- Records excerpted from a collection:
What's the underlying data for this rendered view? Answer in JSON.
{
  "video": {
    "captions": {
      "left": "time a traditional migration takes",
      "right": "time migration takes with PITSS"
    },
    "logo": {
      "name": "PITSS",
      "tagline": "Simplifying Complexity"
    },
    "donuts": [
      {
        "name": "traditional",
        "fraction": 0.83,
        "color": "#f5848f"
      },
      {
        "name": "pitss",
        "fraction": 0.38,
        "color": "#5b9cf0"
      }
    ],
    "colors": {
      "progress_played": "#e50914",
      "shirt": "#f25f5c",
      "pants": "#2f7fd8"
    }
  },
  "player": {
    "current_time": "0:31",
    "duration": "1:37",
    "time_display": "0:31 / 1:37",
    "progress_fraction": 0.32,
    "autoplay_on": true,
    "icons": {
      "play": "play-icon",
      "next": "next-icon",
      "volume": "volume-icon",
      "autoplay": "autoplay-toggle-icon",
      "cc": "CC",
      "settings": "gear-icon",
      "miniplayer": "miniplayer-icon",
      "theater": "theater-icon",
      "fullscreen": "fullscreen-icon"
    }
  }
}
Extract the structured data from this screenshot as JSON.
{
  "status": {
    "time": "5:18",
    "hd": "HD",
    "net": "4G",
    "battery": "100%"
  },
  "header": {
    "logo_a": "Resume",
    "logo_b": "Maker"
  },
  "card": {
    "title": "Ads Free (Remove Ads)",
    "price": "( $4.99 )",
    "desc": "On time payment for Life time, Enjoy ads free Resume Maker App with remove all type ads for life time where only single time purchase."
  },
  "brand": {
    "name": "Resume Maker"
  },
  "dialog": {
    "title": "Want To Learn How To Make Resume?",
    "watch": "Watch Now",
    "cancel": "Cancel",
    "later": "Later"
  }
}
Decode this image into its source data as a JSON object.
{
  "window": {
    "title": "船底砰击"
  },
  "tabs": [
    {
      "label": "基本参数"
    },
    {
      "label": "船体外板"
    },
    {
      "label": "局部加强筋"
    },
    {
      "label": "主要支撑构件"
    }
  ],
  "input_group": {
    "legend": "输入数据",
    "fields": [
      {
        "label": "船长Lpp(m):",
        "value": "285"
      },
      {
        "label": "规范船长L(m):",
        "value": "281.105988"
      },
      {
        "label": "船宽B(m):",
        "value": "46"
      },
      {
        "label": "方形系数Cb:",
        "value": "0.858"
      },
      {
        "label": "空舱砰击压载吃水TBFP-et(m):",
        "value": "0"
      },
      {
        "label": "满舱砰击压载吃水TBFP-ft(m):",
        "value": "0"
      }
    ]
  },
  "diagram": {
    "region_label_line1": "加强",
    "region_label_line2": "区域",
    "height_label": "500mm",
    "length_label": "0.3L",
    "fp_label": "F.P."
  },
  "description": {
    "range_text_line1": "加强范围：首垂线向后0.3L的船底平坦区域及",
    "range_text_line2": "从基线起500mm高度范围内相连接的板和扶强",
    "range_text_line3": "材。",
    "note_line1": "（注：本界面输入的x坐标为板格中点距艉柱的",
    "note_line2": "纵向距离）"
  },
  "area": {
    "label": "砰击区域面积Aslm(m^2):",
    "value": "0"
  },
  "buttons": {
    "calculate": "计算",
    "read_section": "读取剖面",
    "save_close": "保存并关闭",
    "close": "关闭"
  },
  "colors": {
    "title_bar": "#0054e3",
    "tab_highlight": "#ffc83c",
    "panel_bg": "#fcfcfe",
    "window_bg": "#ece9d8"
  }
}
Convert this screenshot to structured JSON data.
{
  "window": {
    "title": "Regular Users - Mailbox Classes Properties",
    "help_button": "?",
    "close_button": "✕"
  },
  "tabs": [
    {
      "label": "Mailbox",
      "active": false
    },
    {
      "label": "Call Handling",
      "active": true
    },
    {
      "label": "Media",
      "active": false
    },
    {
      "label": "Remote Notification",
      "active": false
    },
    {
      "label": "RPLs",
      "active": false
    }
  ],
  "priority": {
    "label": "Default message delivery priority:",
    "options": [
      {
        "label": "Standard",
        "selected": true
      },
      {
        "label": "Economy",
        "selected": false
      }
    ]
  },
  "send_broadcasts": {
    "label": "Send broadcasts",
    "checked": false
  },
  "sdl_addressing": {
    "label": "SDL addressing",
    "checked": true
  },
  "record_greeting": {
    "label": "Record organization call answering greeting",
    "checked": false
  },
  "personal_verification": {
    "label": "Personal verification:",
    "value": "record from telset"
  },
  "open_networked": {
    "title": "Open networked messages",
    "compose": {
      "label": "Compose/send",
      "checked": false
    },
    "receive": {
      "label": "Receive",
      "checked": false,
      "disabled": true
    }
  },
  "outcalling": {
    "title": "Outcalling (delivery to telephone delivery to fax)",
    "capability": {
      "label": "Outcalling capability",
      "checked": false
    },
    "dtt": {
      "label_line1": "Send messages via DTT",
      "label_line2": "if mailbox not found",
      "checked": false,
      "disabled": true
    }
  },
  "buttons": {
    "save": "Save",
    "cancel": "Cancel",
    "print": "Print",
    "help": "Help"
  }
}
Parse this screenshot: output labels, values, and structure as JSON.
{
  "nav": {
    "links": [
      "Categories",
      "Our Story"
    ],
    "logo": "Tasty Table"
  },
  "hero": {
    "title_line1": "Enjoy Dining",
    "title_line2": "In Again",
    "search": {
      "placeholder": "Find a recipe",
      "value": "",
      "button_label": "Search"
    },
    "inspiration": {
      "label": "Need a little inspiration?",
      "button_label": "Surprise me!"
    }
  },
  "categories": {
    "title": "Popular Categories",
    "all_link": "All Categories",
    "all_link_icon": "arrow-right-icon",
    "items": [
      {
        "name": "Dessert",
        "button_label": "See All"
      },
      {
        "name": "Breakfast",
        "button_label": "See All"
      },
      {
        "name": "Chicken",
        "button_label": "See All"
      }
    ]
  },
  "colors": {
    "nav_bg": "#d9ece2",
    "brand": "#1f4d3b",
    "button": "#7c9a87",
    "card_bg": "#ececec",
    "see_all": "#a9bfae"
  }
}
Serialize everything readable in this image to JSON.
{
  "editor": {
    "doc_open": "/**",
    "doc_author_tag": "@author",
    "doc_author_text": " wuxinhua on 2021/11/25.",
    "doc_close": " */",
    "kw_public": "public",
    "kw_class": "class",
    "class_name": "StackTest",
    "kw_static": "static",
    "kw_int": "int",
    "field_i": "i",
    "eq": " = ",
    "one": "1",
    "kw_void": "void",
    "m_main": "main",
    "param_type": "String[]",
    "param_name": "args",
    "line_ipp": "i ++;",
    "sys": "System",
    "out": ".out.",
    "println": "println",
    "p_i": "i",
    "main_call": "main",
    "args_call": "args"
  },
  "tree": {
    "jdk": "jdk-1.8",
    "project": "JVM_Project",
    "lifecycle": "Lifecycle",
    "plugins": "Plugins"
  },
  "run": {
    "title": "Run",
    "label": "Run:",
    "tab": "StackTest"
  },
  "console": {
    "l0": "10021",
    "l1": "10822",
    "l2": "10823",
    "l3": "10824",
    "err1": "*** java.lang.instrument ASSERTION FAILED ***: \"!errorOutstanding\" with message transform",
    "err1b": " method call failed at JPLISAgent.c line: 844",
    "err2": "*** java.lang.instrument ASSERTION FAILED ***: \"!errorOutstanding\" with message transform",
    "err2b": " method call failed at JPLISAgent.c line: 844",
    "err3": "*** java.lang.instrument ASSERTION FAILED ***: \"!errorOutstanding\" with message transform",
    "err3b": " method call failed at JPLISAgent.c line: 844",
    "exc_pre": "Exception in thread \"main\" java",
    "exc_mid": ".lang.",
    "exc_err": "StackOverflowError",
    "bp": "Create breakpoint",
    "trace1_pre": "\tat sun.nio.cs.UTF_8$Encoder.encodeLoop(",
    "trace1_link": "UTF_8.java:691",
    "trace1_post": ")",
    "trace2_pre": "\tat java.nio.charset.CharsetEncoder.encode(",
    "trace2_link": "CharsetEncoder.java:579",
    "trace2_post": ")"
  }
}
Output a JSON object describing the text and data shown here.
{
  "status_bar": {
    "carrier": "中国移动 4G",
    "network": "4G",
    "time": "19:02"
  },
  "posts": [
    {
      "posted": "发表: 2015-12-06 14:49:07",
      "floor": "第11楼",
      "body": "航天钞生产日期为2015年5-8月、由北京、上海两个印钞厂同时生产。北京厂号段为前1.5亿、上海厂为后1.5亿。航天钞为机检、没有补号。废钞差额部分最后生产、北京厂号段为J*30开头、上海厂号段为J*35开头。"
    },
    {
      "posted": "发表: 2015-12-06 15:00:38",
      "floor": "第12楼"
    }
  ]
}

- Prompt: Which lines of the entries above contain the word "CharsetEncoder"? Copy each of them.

- Solved exercise:
    "trace2_pre": "\tat java.nio.charset.CharsetEncoder.encode(",
    "trace2_link": "CharsetEncoder.java:579",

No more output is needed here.